Word for word, write out all of the data below.

START Exercise data

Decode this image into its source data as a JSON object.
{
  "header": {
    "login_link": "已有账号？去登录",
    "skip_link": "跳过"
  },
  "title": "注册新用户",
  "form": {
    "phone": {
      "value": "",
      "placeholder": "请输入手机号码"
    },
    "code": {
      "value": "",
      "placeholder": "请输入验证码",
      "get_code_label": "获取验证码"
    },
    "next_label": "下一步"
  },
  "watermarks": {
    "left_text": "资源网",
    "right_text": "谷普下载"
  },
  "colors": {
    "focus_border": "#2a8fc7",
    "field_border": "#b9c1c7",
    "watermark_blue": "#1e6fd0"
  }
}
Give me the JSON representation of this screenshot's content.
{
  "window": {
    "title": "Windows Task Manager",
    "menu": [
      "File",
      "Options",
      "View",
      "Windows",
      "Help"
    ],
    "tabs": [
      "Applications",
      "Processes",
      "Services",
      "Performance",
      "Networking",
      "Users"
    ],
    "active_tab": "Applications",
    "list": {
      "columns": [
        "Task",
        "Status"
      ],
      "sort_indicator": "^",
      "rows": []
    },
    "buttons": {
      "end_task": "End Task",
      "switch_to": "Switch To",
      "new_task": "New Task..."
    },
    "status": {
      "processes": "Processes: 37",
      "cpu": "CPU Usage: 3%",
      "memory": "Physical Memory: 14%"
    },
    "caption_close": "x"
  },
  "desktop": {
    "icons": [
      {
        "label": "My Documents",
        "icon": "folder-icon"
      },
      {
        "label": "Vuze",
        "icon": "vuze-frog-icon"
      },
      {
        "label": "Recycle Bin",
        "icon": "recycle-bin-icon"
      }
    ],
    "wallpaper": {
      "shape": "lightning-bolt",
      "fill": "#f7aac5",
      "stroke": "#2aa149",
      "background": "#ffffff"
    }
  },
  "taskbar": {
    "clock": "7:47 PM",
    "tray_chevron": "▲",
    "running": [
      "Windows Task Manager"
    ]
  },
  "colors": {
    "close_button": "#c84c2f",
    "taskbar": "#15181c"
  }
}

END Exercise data

Written answer
Decode this image into its source data as a JSON object.
{
  "header": {
    "login_link": "已有账号？去登录",
    "skip_link": "跳过"
  },
  "title": "注册新用户",
  "form": {
    "phone": {
      "value": "",
      "placeholder": "请输入手机号码"
    },
    "code": {
      "value": "",
      "placeholder": "请输入验证码",
      "get_code_label": "获取验证码"
    },
    "next_label": "下一步"
  },
  "watermarks": {
    "left_text": "资源网",
    "right_text": "谷普下载"
  },
  "colors": {
    "focus_border": "#2a8fc7",
    "field_border": "#b9c1c7",
    "watermark_blue": "#1e6fd0"
  }
}
Give me the JSON representation of this screenshot's content.
{
  "window": {
    "title": "Windows Task Manager",
    "menu": [
      "File",
      "Options",
      "View",
      "Windows",
      "Help"
    ],
    "tabs": [
      "Applications",
      "Processes",
      "Services",
      "Performance",
      "Networking",
      "Users"
    ],
    "active_tab": "Applications",
    "list": {
      "columns": [
        "Task",
        "Status"
      ],
      "sort_indicator": "^",
      "rows": []
    },
    "buttons": {
      "end_task": "End Task",
      "switch_to": "Switch To",
      "new_task": "New Task..."
    },
    "status": {
      "processes": "Processes: 37",
      "cpu": "CPU Usage: 3%",
      "memory": "Physical Memory: 14%"
    },
    "caption_close": "x"
  },
  "desktop": {
    "icons": [
      {
        "label": "My Documents",
        "icon": "folder-icon"
      },
      {
        "label": "Vuze",
        "icon": "vuze-frog-icon"
      },
      {
        "label": "Recycle Bin",
        "icon": "recycle-bin-icon"
      }
    ],
    "wallpaper": {
      "shape": "lightning-bolt",
      "fill": "#f7aac5",
      "stroke": "#2aa149",
      "background": "#ffffff"
    }
  },
  "taskbar": {
    "clock": "7:47 PM",
    "tray_chevron": "▲",
    "running": [
      "Windows Task Manager"
    ]
  },
  "colors": {
    "close_button": "#c84c2f",
    "taskbar": "#15181c"
  }
}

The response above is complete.